» **Web page and app entries**

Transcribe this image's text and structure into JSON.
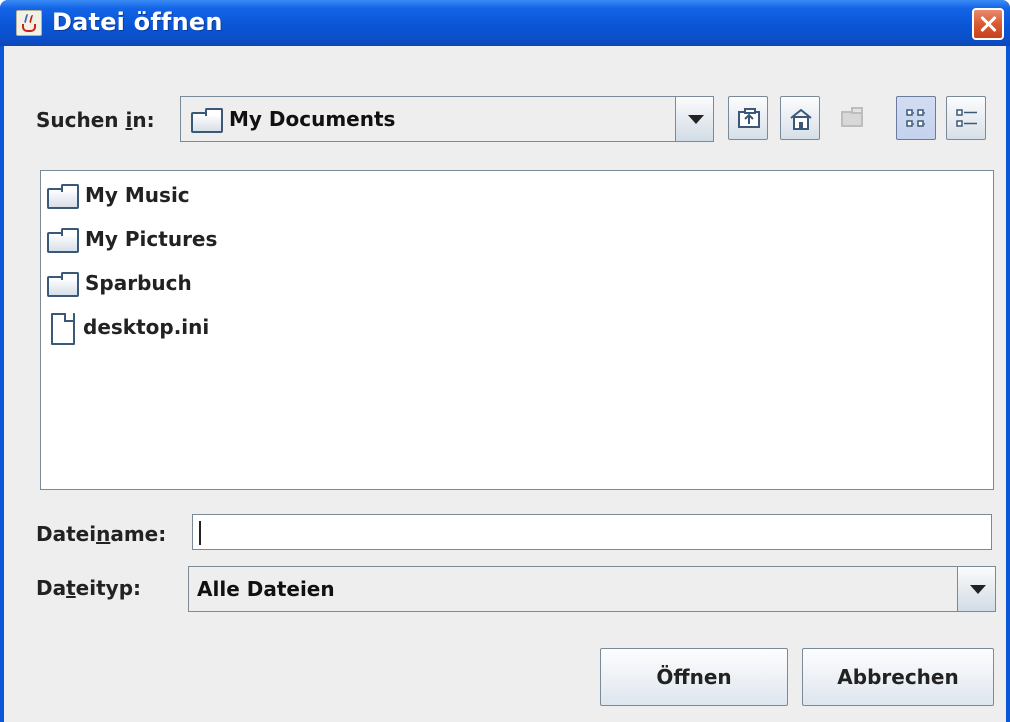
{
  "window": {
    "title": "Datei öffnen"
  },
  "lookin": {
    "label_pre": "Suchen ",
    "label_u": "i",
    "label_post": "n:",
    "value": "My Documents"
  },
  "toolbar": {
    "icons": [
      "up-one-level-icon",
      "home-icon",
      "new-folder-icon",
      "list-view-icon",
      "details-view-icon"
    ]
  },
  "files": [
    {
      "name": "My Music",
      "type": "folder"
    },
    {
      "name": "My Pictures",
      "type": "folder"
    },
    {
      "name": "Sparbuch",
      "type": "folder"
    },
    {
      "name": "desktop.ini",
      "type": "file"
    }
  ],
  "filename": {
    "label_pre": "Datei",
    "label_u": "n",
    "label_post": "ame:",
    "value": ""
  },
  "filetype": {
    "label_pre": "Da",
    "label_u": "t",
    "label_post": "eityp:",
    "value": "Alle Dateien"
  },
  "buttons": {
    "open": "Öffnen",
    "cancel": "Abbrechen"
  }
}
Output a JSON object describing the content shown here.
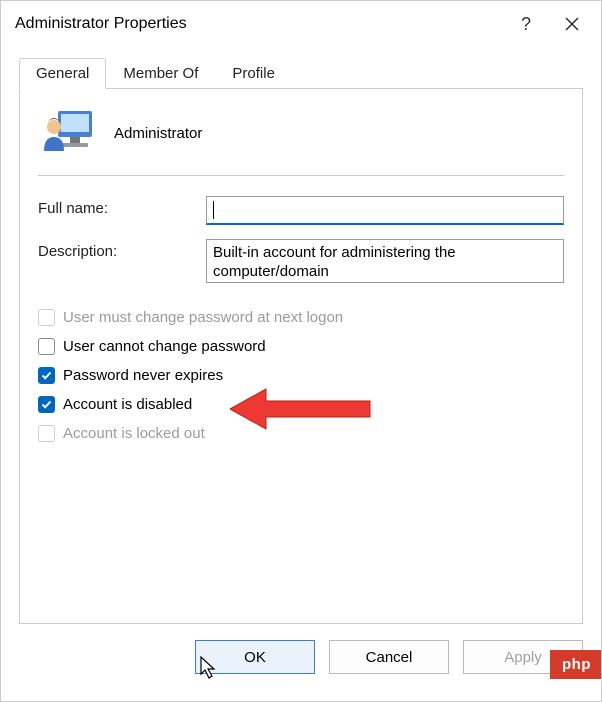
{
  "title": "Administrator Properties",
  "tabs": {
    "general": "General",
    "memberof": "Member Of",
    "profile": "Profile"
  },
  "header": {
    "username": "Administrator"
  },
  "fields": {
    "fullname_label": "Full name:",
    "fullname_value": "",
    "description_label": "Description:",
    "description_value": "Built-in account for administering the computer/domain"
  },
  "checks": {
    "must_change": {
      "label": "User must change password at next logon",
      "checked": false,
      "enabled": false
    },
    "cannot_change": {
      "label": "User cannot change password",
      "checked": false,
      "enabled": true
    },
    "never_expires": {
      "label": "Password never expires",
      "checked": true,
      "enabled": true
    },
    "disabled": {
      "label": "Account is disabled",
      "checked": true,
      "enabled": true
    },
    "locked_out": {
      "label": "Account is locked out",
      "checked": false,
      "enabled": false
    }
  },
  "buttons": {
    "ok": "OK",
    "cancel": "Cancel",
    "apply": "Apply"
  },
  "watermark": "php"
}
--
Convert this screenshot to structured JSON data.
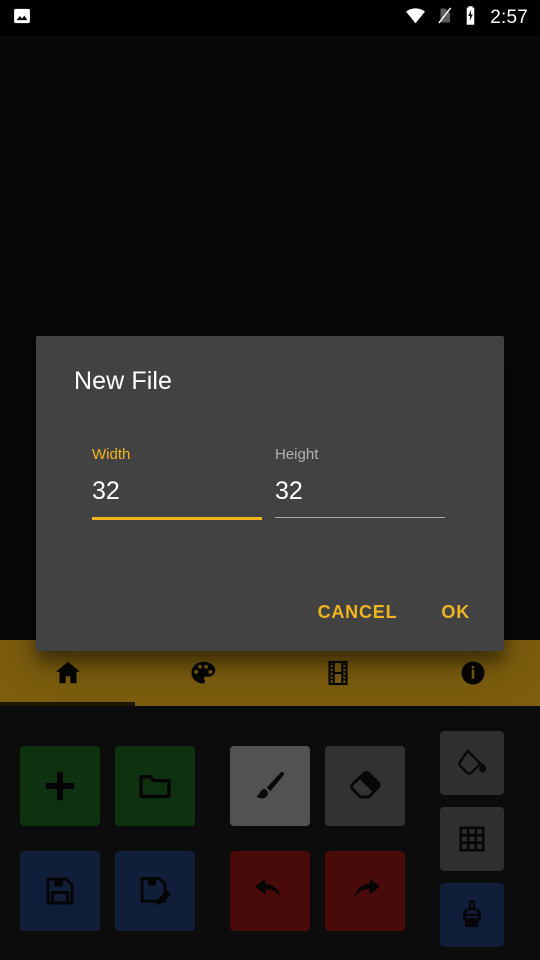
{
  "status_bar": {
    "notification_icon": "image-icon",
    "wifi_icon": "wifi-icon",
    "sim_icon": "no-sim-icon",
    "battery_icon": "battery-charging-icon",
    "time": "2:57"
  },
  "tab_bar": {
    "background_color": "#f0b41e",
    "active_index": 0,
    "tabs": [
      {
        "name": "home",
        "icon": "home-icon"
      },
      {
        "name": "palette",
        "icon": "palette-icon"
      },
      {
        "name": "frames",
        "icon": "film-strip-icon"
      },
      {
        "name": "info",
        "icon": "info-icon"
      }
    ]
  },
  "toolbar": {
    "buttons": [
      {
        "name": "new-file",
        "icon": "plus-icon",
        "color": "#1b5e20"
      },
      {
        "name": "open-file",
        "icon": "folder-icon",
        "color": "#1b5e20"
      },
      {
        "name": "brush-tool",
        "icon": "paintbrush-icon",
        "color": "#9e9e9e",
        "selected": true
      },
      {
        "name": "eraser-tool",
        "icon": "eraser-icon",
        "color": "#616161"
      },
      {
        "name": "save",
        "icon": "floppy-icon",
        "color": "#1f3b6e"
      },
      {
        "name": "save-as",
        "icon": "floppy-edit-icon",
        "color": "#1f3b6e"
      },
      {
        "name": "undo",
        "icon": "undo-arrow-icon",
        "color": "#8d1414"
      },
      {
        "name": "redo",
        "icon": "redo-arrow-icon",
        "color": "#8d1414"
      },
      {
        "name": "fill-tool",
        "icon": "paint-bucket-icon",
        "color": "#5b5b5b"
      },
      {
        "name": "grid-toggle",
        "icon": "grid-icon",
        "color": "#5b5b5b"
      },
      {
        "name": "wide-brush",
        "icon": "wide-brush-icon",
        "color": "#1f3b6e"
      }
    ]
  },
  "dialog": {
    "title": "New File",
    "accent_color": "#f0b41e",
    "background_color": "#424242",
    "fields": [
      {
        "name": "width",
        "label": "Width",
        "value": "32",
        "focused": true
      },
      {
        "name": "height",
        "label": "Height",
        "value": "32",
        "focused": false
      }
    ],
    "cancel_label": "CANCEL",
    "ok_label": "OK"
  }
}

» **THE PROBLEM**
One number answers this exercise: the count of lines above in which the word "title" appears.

» **SOLUTION FOR THIS PROBLEM**
3